Point guard or shooting guard? The question came up on Monday when Arizona Wildcat Aari McDonald was noticeably absent from the preseason watch list for the Nancy Lieberman Award that goes to the nation’s top point guard. At least for this year’s award season, McDonald is a shooting guard.
On Tuesday, the nation’s leading returning scorer was named to the preseason watch list for the Ann Meyers Drysdale Award that goes to the nation’s top shooting guard.
The argument for her as a shooting guard is pretty simple. As a redshirt sophomore, McDonald was third in the nation in scoring with 24.1 points per game while breaking Arizona’s single-season scoring record with 890 points. The previous record of 653 points had been set by her coach 21 years before. Her eight games with at least 30 points set a school record, as did her free throws attempted (269) and made (203).
McDonald’s 890 points in 2018-19 didn’t just place her in Arizona’s record books for single-season scoring. She now sits at number four in the history of the conference.
There’s more than scoring to McDonald’s game, though. That brings up the point guard argument.
When the 2018-19 season kicked off, the intent was to have McDonald and Lucia Alonso share lead guard duties. Those shared duties became less shared as McDonald asserted herself and Alonso was injured.
McDonald led the team with 4.6 assists per game compared to Alonso’s 2.4. A total of 172 assists placed her fourth on the single-season assist list for Arizona.
Defense?
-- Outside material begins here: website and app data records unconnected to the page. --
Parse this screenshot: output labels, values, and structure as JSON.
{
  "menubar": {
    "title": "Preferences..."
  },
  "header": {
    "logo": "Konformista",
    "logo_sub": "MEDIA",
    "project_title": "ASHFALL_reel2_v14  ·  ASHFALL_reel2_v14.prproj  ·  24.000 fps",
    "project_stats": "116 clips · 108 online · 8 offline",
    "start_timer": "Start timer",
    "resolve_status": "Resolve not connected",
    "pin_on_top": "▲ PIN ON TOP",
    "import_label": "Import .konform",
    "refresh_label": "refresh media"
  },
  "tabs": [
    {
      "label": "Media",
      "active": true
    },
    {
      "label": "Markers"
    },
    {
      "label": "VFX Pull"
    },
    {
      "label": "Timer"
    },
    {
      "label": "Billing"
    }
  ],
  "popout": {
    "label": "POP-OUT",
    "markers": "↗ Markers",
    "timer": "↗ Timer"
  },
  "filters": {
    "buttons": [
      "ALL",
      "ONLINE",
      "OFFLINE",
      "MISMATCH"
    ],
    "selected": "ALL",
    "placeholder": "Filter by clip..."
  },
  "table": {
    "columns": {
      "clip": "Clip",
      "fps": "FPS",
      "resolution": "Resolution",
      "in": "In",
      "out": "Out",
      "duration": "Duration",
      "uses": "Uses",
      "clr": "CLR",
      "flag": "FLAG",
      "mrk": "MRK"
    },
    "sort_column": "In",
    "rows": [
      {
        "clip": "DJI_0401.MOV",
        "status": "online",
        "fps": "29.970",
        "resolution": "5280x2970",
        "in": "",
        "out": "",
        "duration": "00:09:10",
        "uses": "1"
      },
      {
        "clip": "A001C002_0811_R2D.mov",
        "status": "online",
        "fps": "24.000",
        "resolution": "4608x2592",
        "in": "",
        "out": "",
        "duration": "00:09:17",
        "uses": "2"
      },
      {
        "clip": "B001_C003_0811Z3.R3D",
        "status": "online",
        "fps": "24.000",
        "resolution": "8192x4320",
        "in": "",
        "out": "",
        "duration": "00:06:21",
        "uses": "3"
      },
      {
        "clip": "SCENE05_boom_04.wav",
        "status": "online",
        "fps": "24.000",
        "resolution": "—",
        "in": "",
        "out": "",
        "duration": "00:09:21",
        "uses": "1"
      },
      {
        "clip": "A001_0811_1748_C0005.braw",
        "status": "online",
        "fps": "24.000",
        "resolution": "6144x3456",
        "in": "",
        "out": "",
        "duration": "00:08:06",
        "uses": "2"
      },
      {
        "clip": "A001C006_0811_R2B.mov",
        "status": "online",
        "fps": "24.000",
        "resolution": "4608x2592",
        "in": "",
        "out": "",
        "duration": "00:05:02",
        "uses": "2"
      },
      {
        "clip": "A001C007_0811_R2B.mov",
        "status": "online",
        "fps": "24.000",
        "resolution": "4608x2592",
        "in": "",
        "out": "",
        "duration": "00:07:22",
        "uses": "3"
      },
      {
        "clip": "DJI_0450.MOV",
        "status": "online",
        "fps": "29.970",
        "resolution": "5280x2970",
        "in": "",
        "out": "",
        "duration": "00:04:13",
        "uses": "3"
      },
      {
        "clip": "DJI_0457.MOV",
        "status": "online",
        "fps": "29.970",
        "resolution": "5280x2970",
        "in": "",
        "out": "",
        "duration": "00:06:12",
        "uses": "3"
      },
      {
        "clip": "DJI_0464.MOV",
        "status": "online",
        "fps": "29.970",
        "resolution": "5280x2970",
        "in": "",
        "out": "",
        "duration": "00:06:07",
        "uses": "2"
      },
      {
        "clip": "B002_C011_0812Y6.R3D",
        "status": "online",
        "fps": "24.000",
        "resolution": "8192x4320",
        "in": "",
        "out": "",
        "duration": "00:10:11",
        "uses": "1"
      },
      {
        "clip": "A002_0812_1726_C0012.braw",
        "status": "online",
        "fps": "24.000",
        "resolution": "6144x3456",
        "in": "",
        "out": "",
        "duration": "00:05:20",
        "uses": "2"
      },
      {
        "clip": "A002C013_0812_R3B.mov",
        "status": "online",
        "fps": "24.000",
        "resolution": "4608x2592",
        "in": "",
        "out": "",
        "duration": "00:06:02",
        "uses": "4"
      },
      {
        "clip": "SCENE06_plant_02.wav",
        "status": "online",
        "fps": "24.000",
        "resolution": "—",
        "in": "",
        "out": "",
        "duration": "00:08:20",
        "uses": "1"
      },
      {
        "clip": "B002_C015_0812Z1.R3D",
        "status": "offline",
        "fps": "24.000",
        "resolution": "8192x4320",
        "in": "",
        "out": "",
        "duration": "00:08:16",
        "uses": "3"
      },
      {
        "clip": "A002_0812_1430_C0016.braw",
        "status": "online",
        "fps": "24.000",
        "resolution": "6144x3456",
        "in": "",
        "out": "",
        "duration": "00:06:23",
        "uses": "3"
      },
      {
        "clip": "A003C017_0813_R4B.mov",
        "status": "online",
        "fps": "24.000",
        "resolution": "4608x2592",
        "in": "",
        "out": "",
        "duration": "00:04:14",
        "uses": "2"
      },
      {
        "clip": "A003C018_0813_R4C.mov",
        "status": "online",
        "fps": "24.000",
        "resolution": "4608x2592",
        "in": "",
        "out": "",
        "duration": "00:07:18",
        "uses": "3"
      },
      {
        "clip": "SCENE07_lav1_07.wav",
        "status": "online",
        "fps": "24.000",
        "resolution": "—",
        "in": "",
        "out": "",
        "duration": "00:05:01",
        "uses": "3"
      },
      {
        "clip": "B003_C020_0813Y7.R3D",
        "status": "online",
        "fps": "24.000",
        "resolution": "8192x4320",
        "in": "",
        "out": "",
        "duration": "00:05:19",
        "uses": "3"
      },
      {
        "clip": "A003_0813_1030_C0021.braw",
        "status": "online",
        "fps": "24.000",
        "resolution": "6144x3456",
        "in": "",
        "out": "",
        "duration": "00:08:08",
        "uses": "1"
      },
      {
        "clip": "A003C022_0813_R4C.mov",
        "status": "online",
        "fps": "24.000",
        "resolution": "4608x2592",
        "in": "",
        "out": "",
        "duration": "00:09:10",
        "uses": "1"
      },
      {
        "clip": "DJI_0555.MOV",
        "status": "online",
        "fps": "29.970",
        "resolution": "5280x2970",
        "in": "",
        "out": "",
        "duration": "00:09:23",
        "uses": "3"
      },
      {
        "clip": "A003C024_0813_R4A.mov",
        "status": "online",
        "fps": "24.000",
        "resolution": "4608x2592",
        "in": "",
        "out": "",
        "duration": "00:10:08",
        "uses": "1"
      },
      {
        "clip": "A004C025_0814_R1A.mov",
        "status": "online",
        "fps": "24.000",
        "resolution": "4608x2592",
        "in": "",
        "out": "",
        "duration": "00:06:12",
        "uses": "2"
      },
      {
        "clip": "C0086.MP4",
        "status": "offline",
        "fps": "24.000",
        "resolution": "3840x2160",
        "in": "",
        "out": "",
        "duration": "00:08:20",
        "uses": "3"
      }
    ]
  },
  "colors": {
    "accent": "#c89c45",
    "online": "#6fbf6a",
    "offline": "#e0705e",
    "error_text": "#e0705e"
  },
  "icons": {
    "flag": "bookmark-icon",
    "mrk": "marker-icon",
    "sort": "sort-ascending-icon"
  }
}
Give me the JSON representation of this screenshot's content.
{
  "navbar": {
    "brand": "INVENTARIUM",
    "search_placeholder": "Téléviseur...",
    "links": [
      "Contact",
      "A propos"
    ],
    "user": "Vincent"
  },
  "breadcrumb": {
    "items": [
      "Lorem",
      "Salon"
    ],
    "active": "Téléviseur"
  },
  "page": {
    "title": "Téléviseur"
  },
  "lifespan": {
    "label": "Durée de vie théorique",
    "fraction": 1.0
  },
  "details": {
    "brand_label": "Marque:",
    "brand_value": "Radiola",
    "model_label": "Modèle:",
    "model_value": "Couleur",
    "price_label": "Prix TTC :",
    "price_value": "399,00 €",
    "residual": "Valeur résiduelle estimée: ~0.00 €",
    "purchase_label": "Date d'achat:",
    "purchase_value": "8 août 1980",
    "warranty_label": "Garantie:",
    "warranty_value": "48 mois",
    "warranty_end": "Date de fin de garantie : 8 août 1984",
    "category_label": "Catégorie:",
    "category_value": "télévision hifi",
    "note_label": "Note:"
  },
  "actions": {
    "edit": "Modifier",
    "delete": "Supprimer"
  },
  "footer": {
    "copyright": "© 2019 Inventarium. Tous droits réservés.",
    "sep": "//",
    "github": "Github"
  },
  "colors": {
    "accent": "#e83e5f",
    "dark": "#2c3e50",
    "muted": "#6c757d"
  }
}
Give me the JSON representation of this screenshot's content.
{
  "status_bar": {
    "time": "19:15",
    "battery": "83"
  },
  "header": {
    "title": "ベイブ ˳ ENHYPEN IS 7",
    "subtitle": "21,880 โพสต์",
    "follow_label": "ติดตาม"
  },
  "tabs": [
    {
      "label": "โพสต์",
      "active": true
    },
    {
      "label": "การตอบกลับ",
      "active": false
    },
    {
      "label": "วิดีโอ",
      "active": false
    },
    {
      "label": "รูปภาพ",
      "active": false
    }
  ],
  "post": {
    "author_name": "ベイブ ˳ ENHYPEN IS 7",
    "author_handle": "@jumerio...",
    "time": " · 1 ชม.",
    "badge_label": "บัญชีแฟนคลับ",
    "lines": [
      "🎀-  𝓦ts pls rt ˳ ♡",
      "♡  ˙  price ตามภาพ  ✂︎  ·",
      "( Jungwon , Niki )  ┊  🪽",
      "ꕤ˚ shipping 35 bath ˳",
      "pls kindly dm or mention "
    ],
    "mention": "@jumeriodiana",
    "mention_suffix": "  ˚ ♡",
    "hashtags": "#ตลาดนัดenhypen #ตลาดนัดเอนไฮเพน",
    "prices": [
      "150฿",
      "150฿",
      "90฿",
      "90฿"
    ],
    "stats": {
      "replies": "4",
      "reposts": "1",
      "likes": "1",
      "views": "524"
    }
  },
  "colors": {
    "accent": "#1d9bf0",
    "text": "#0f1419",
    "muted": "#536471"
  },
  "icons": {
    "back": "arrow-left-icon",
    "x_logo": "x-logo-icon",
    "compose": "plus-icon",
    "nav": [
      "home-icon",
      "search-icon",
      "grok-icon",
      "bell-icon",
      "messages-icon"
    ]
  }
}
That was there, too. McDonald was second in the Pac-12 and tops on the Wildcats with 2.6 steals per game. Her 96 steals are tied for first in Arizona’s single-season record book.
Need a board? At 5-foot-6, she was second on the team with 6.5 rpg. Only two players had ever grabbed more rebounds for Arizona in their sophomore seasons—Ify Ibekwe and Shawntinice Polk. They both played in the frontcourt.
Only two players in Pac-12 history have had at least 800 points and 150 rebounds. McDonald joined her former teammate Kelsey Plum with that honor.
But she went even further. No conference player had put up a stat line with at least 800 points, 200 rebounds, 150 assists, and 90 steals in almost two decades. McDonald did.
In a year when Arizona head coach Adia Barnes has said her staff specifically recruited more shooters and she hopes it takes the scoring load off McDonald, it seems odd that the junior would be listed among shooting guards. In the end, though, it may be for the best.
Not being on the Lieberman list means not being in competition with Oregon’s Sabrina Ionescu for end-of-year honors. With Ionescu widely considered a shoe-in for any award she’s eligible for, being on a different list may work in McDonald’s favor.
Other Pac-12 players on the list are Minyon Moore (Oregon), Kiana Willaims (Stanford), Stephanie Watts (USC), and Amber Melgoza (Washington).